The Festival of the Gays loves novelist Sarah Waters. Seattle got to host her in a virtual lesbian-rific hootenany a few years ago when she came to present the theatrical premiere of Tipping the Velvet, then a couple years later, SLGFF hosted Fingersmith. So it is no surprise that SLGFF screened Affinity (4/8), her third adaptation (all have been adapted for British television).

Unfortunately, Affinity is Waters least-gripping novel, and that is reflected in the film. The story takes place in Waters' fave Victorian era, and follows a single society lady, Margaret Prior as she decides to go out of her comfort zone (and the pressures of her mother to marry) and become a regular visitor to the local women's prison. There she becomes intrigued and then besotted with the lovely inmate Selena Dawes, who is imprisoned for a murder she claimed she did not commit. It was a sinister male ghost who was the murderer, she claims (she is, after all, a medium to the spirits). Margaret is so obsessed with her new bosom friend that she believes heart and soul in her innocence, especially as unexplained supernatural things happen, like when she finds a lock of Selena's hair in her own bed. You can see it coming... in order to run away, Margaret needs to escape her prison of society life, and Selena her literal prison.
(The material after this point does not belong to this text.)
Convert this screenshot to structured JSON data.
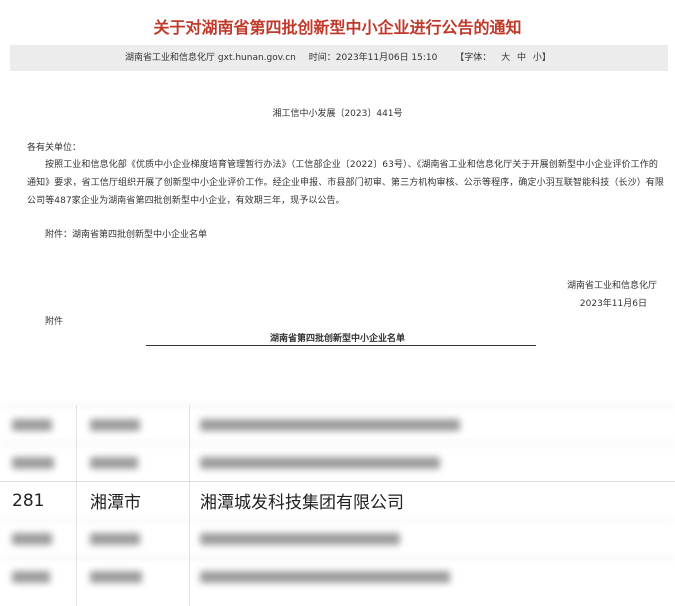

But it may not be so easy.... What was missing from both the novel and the adaptation is the more blatant romance, and, well, sexiness of Waters' other stories. This leaves for a lot of repression and blank-faced repression. Affinity is OK, but it never really takes off as being something memorable.

The fest this year has tons of documentaries, some with local roots like Testimony (and tomorrow's For My Wife...). Testimony (4/8) is a well-meaning talking-head feature that interviews a variety of queer folks about the question: Can one be queer and religious? The resounding answer is YES! So much so that I couldn't help but feel that there could have been more diversity in these folks' answers. Their backgrounds are of various Christian denominations, Jewish, and Jehovah's Witness, but they are all overwhelmingly white, and look comfortably upper-middle-class based on their backyards and homes where the interviews took place. Everyone seemed so, well, happy that it didn't acknowledge in any depth the hurt and rejection that is faced by many gays as they are rejected from their church or religious community after coming out as gay. I think I just wanted more grit.

Funny enough, there was more dirt to be found in the charming behind-the-scenes Pageant (6/8), which follows half a dozen contestants as they vie for the Miss Gay America title. The rules: No hormones. No surgical enhancements. But everything else, in the female impersonator arena sure looks like fair game! Follow these earnest contestants, some whom enter year after year, as they represent their states with pride. They may be flight attendants, or work at Disney World in their real lives, but oh how they blossom on stage in full drag. My jaw dropped at some performances, particularly those of adorable drag veteran David Lowman, aka Coti Collins. Coti's Reba McEntire and Judy Garland impersonations have to be seen to be believed. Pageant has the homey charm of films like Spellbound and even Best in Show, and it certainly worth checking out.

1 comment:

Vickie said...

Bummer about "Affinity." AND "Testimony." Here's hoping "Pageant" makes it here next year...